WASHINGTON -- Luciano Acosta has struggled to find his footing since joining D.C. United, while his new club has searched in vain for offensive improvement.


But teammate Marcelo Sarvas has seen it all before and is not overly concerned.


“If you look at the history in this league, all the good players, talented midfielders, No. 10s that are very rare in this league, their first season is always hard,” the veteran midfielder said Wednesday. “It’s not Lucho. It’s how it is.”


Signed on loan from Boca Juniors in late February and billed as a much-needed creative engine, the 21-year-old Acosta has yet to play a full 90 minutes.


He was reduced to a substitute in D.C.’s last two matches, as manager Ben Olsen slid fellow Argentine Fabián Espíndola, who had been previously sidelined with a hamstring problem, into the lineup for the first time this season.

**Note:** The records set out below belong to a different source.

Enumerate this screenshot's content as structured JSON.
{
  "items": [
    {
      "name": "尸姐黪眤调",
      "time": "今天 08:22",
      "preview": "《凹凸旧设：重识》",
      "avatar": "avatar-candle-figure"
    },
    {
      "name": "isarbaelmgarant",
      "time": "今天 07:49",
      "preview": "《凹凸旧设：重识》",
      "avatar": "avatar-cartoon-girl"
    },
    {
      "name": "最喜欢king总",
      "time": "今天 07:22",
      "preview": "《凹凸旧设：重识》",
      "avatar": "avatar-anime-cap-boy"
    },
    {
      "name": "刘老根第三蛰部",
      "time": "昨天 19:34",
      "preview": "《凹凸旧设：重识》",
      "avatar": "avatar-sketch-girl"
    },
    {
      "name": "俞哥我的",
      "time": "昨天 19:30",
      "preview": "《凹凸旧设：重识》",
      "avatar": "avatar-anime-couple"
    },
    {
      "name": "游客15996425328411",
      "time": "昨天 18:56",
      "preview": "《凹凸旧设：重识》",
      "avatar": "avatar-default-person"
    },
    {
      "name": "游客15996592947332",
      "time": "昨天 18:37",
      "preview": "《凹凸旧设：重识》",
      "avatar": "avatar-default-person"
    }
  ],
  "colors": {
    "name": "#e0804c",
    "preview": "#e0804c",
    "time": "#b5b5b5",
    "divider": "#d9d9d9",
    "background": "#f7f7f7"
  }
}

“Fabi got healthy. And we needed goals,” Olsen told The Washington Post on Tuesday. “Fabi is a guy that can produce goals by himself. … So this isn’t something that Acosta hasn’t done, necessarily.”


Even so, Espíndola’s best performance this season came off the bench when he scored the equalizer in a 1-1 draw against the Colorado Rapids. Altogether, there have been only three goals in five league matches for winless United (0-2-3).


Acosta has grown visibly frustrated at times, particularly in Saturday’s 1-1 draw at San Jose, a 14-minute cameo that included his second MLS yellow card.


“I’ve been talking to him,” Sarvas said. “It’s more about to keep him motivated. Always, when you come overseas, you think you’re going to be playing, everything is going to be a dream and a paradise. But the reality is a little bit different.”


To help, Sarvas has shared the travails of other foreign players.


“Today we talked a lot about Mauro Díaz in Dallas,” Sarvas said. “If you look at his first year, and now his third year, if you look, the stats and numbers are completely different.”


After getting to MLS as a 22-year-old, Díaz overcame injuries and the MLS’s more physical style to become one of the league's premier playmakers, going from 3 goals and 3 assists in his first full season, 2014, to 8 goals and 10 assists last year.


D.C.’s offensive approach differs considerably from Dallas’, and even Olsen has admitted his side’s 4-4-2 may not best suit Acosta’s strengths.


“I think Acosta’s best role would be in a three-man midfield; he’s done that in Argentina,” Olsen told the Post. “If you played more of a 4-1-4-1, I could see that argument of him being in the center of the park. But in our formation, he is a guy I view as a second forward or a true number 10.”


Sarvas thinks the adjustment is as much a matter of style as of shape.


“The soccer in South America is completely different,” he said. “Here it’s much more physical, you don’t have much time on the ball. You have to find your space very fast. You have to think and one-touch and find your space.”